Appropriate use of this linkage could help transform challenges in water management into opportunities.
"For those to work effectively, a combination of political, technical cooperation and an inclusive process is required," said a statement of the International Conference that gathered about 300 participants including chief and senior representatives from some 20 transboundary river basin bodies, international and regional organisations, government officials and non-governmental organisations.
The statement added that interaction with policy-makers should be intensified to have an effective science-policy dialogue with real impact and that, for the benefits of cooperation, interests among different players need to be balanced and strengthened.
"It is never just about water.
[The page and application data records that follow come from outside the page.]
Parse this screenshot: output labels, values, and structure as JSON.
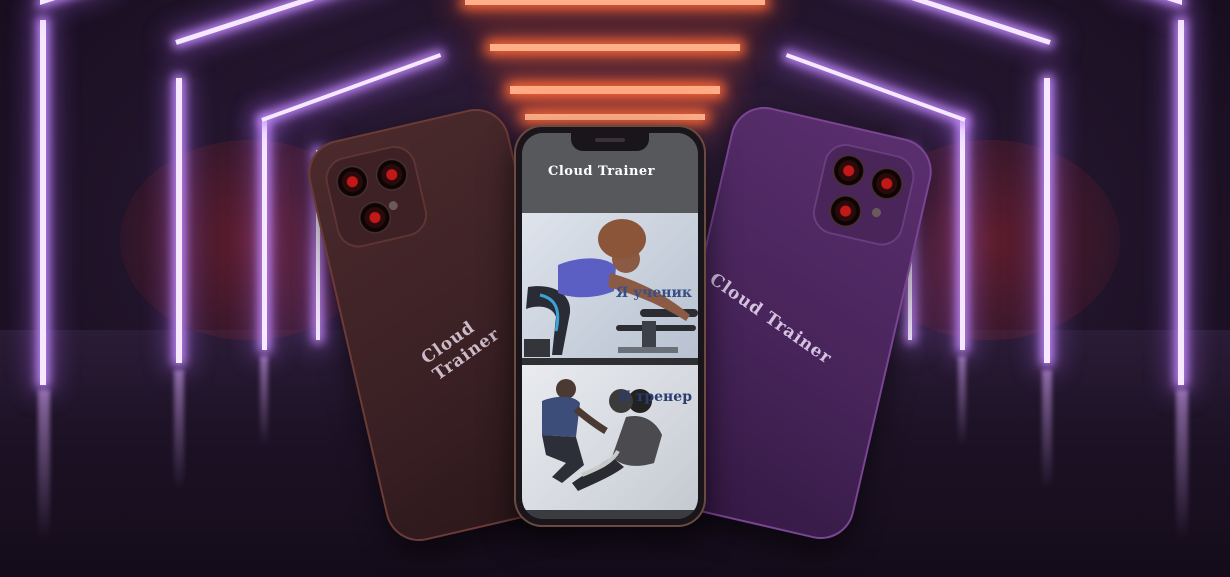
{
  "app": {
    "title": "Cloud Trainer"
  },
  "back_phones": {
    "left_text": "Cloud Trainer",
    "right_text": "Cloud Trainer"
  },
  "options": [
    {
      "label": "Я ученик"
    },
    {
      "label": "Я тренер"
    }
  ],
  "colors": {
    "header_bg": "#57585c",
    "label_color": "#3a4f86",
    "neon": "#f6e9ff",
    "left_phone": "#4b2a2c",
    "right_phone": "#5a2f6e"
  }
}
The nexus is useful because it allows for different perspectives. Climate change provides challenges and also opportunities, but to put them into practice there is and there needs to be political will to put them into actions that deliver results," said Hans Guttman, Chief Executive Office of the Mekong River Commission Secretariat (MRCS).
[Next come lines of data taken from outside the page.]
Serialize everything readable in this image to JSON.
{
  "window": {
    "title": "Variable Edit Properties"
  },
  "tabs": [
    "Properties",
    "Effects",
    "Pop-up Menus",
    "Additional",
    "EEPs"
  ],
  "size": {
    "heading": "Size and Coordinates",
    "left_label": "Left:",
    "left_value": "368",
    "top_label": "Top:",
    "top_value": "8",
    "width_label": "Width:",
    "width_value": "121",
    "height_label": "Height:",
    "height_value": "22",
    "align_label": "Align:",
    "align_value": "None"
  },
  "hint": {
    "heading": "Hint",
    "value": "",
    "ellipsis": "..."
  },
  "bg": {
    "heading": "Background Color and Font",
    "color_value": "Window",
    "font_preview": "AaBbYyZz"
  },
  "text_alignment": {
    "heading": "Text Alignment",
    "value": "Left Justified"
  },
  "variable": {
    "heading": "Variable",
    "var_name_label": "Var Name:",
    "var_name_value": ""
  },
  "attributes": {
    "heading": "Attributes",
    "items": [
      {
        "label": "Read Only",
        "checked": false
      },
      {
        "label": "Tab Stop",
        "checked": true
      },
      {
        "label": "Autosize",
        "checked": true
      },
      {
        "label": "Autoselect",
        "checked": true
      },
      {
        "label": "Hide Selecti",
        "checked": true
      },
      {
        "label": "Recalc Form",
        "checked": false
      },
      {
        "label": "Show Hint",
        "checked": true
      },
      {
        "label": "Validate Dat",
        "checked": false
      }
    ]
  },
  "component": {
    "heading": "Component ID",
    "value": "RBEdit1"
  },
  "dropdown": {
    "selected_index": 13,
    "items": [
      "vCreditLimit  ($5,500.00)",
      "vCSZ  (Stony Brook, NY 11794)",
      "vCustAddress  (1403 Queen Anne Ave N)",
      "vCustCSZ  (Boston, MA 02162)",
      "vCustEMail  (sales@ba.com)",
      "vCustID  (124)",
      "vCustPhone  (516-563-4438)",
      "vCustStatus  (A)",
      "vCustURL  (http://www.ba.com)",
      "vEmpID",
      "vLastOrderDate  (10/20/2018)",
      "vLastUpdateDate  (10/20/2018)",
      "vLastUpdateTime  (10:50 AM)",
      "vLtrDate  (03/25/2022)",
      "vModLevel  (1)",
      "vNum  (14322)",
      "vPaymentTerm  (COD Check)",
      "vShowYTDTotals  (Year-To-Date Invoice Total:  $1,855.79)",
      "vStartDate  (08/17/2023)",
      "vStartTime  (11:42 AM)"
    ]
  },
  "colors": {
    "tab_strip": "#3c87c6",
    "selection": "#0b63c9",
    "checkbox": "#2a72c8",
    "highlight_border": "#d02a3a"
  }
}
Participants agreed that when it comes to sustainable development of water resources, the private sector, a key player in the designing of development projects, should be guided on how to assess cumulative impacts of multiple developments to mitigate potential consequences.
International acknowledged that progress has been made partly because of increased cooperation, especially at the transboundary level. However, they also agreed that there are still gaps in important areas such as water quality, fish population and ecosystem impacts, which will need to be jointly addressed through existing mechanisms and institutions.
"It is important to always have a plan and a way forward, but also a constant dialogue with partners and stakeholders to make sure that we’re building some flexibility," said Mr. Guttman.
It is intended that the outcome of the conference will be useful in future policy-making and to bring worldwide attention about water issues in upcoming international events. The Conference Statement will be presented at the MRC 2nd Summit of heads of government from the MRC Member Countries to be held on 5 April 2014 in Ho Chi Minh City.
Notes to editors:
The MRC is the intergovernmental body responsible for cooperation on the sustainable management of the Mekong Basin whose members include Cambodia, Lao PDR, Thailand and Viet Nam. It is established to promote cooperation amongst the Member Countries and thus it is not a supra-national or regulatory body.
In dealing with this challenge, the commission looks across all sectors including sustaining fisheries, identifying opportunities for agriculture, maintaining the freedom of navigation, flood management and preserving important ecosystems. Superimposed on these are the future effects of more extreme floods, prolonged drought and sea level rise associated with climate change. In providing its advice, the MRC aims to facilitate a broad range of dialogue among governments, the private sector and civil society.
The MRC Secretariat provides technical, advisory and administrative services to the member states. It facilitates regional meetings of the Member Countries and provides technical advice on joint planning, coordination and cooperation. It also works closely with the four countries’ coordinating bodies, the National Mekong Committees (NMCs), and other state agencies. Currently, the People’s Republic of China and the Union of Myanmar are engaged as MRC Dialogue Partners.
Mr. Surasak Glahan, Communication Officer
Office of the Secretariat in Vientiane
Tel: +84 (0) 1677436063 (Vietnamese mobile number until April 5th)